> _Instructions for the task_:
Retype the data below in full, keeping every character as it is.
(Records supplied)
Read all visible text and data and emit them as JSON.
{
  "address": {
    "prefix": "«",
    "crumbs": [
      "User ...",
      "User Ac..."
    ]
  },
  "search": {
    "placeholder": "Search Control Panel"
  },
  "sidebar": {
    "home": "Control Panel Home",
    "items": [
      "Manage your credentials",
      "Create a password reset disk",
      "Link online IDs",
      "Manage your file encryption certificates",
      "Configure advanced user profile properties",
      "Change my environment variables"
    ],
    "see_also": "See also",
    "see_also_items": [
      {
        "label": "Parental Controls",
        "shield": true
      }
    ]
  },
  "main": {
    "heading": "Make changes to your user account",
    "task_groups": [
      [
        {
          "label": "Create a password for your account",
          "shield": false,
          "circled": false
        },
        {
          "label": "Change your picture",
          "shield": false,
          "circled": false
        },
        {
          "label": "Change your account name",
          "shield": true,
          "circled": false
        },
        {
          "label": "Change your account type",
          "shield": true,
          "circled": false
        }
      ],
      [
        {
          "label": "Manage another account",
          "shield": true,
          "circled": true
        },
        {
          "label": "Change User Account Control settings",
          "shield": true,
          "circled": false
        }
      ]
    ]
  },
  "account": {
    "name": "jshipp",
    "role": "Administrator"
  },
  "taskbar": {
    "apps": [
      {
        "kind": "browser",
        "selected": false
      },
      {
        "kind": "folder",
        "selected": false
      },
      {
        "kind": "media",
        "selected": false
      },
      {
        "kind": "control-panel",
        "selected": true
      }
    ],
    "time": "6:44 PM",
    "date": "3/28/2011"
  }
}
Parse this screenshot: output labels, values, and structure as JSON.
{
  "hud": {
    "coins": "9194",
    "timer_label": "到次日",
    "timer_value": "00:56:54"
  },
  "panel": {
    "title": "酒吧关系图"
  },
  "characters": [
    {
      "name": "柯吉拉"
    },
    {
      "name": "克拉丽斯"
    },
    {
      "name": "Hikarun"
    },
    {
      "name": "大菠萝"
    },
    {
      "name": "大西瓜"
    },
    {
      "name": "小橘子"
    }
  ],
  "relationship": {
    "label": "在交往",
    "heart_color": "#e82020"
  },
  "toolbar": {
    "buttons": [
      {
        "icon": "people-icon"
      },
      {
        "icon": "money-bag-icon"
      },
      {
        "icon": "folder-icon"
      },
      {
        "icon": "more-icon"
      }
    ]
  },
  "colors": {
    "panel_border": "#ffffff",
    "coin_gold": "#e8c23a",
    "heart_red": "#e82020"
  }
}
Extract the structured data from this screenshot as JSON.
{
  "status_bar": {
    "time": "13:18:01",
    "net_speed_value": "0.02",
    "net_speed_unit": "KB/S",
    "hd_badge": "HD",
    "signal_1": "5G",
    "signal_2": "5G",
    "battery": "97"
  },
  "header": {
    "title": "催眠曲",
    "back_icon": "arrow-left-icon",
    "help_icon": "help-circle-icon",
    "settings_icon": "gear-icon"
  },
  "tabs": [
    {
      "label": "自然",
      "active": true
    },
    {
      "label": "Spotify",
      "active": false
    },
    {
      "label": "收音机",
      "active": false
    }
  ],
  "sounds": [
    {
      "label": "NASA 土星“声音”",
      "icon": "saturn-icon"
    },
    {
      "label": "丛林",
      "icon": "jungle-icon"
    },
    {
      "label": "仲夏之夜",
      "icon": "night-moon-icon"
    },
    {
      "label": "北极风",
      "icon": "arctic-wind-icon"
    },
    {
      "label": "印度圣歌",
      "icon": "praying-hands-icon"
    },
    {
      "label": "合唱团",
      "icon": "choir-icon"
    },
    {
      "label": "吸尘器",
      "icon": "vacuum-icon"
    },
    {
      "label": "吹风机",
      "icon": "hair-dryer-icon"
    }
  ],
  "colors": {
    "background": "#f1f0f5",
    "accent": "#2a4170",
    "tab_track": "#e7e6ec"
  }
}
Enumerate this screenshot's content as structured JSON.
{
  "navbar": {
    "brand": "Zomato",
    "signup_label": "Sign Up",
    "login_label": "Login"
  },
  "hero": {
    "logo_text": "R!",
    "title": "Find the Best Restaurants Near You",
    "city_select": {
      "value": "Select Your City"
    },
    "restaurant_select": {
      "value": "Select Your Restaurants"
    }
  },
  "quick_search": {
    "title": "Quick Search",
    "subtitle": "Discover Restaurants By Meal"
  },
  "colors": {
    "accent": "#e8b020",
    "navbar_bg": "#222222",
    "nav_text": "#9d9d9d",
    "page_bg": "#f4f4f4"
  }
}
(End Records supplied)
> _Result_:
Read all visible text and data and emit them as JSON.
{
  "address": {
    "prefix": "«",
    "crumbs": [
      "User ...",
      "User Ac..."
    ]
  },
  "search": {
    "placeholder": "Search Control Panel"
  },
  "sidebar": {
    "home": "Control Panel Home",
    "items": [
      "Manage your credentials",
      "Create a password reset disk",
      "Link online IDs",
      "Manage your file encryption certificates",
      "Configure advanced user profile properties",
      "Change my environment variables"
    ],
    "see_also": "See also",
    "see_also_items": [
      {
        "label": "Parental Controls",
        "shield": true
      }
    ]
  },
  "main": {
    "heading": "Make changes to your user account",
    "task_groups": [
      [
        {
          "label": "Create a password for your account",
          "shield": false,
          "circled": false
        },
        {
          "label": "Change your picture",
          "shield": false,
          "circled": false
        },
        {
          "label": "Change your account name",
          "shield": true,
          "circled": false
        },
        {
          "label": "Change your account type",
          "shield": true,
          "circled": false
        }
      ],
      [
        {
          "label": "Manage another account",
          "shield": true,
          "circled": true
        },
        {
          "label": "Change User Account Control settings",
          "shield": true,
          "circled": false
        }
      ]
    ]
  },
  "account": {
    "name": "jshipp",
    "role": "Administrator"
  },
  "taskbar": {
    "apps": [
      {
        "kind": "browser",
        "selected": false
      },
      {
        "kind": "folder",
        "selected": false
      },
      {
        "kind": "media",
        "selected": false
      },
      {
        "kind": "control-panel",
        "selected": true
      }
    ],
    "time": "6:44 PM",
    "date": "3/28/2011"
  }
}
Parse this screenshot: output labels, values, and structure as JSON.
{
  "hud": {
    "coins": "9194",
    "timer_label": "到次日",
    "timer_value": "00:56:54"
  },
  "panel": {
    "title": "酒吧关系图"
  },
  "characters": [
    {
      "name": "柯吉拉"
    },
    {
      "name": "克拉丽斯"
    },
    {
      "name": "Hikarun"
    },
    {
      "name": "大菠萝"
    },
    {
      "name": "大西瓜"
    },
    {
      "name": "小橘子"
    }
  ],
  "relationship": {
    "label": "在交往",
    "heart_color": "#e82020"
  },
  "toolbar": {
    "buttons": [
      {
        "icon": "people-icon"
      },
      {
        "icon": "money-bag-icon"
      },
      {
        "icon": "folder-icon"
      },
      {
        "icon": "more-icon"
      }
    ]
  },
  "colors": {
    "panel_border": "#ffffff",
    "coin_gold": "#e8c23a",
    "heart_red": "#e82020"
  }
}
Extract the structured data from this screenshot as JSON.
{
  "status_bar": {
    "time": "13:18:01",
    "net_speed_value": "0.02",
    "net_speed_unit": "KB/S",
    "hd_badge": "HD",
    "signal_1": "5G",
    "signal_2": "5G",
    "battery": "97"
  },
  "header": {
    "title": "催眠曲",
    "back_icon": "arrow-left-icon",
    "help_icon": "help-circle-icon",
    "settings_icon": "gear-icon"
  },
  "tabs": [
    {
      "label": "自然",
      "active": true
    },
    {
      "label": "Spotify",
      "active": false
    },
    {
      "label": "收音机",
      "active": false
    }
  ],
  "sounds": [
    {
      "label": "NASA 土星“声音”",
      "icon": "saturn-icon"
    },
    {
      "label": "丛林",
      "icon": "jungle-icon"
    },
    {
      "label": "仲夏之夜",
      "icon": "night-moon-icon"
    },
    {
      "label": "北极风",
      "icon": "arctic-wind-icon"
    },
    {
      "label": "印度圣歌",
      "icon": "praying-hands-icon"
    },
    {
      "label": "合唱团",
      "icon": "choir-icon"
    },
    {
      "label": "吸尘器",
      "icon": "vacuum-icon"
    },
    {
      "label": "吹风机",
      "icon": "hair-dryer-icon"
    }
  ],
  "colors": {
    "background": "#f1f0f5",
    "accent": "#2a4170",
    "tab_track": "#e7e6ec"
  }
}
Enumerate this screenshot's content as structured JSON.
{
  "navbar": {
    "brand": "Zomato",
    "signup_label": "Sign Up",
    "login_label": "Login"
  },
  "hero": {
    "logo_text": "R!",
    "title": "Find the Best Restaurants Near You",
    "city_select": {
      "value": "Select Your City"
    },
    "restaurant_select": {
      "value": "Select Your Restaurants"
    }
  },
  "quick_search": {
    "title": "Quick Search",
    "subtitle": "Discover Restaurants By Meal"
  },
  "colors": {
    "accent": "#e8b020",
    "navbar_bg": "#222222",
    "nav_text": "#9d9d9d",
    "page_bg": "#f4f4f4"
  }
}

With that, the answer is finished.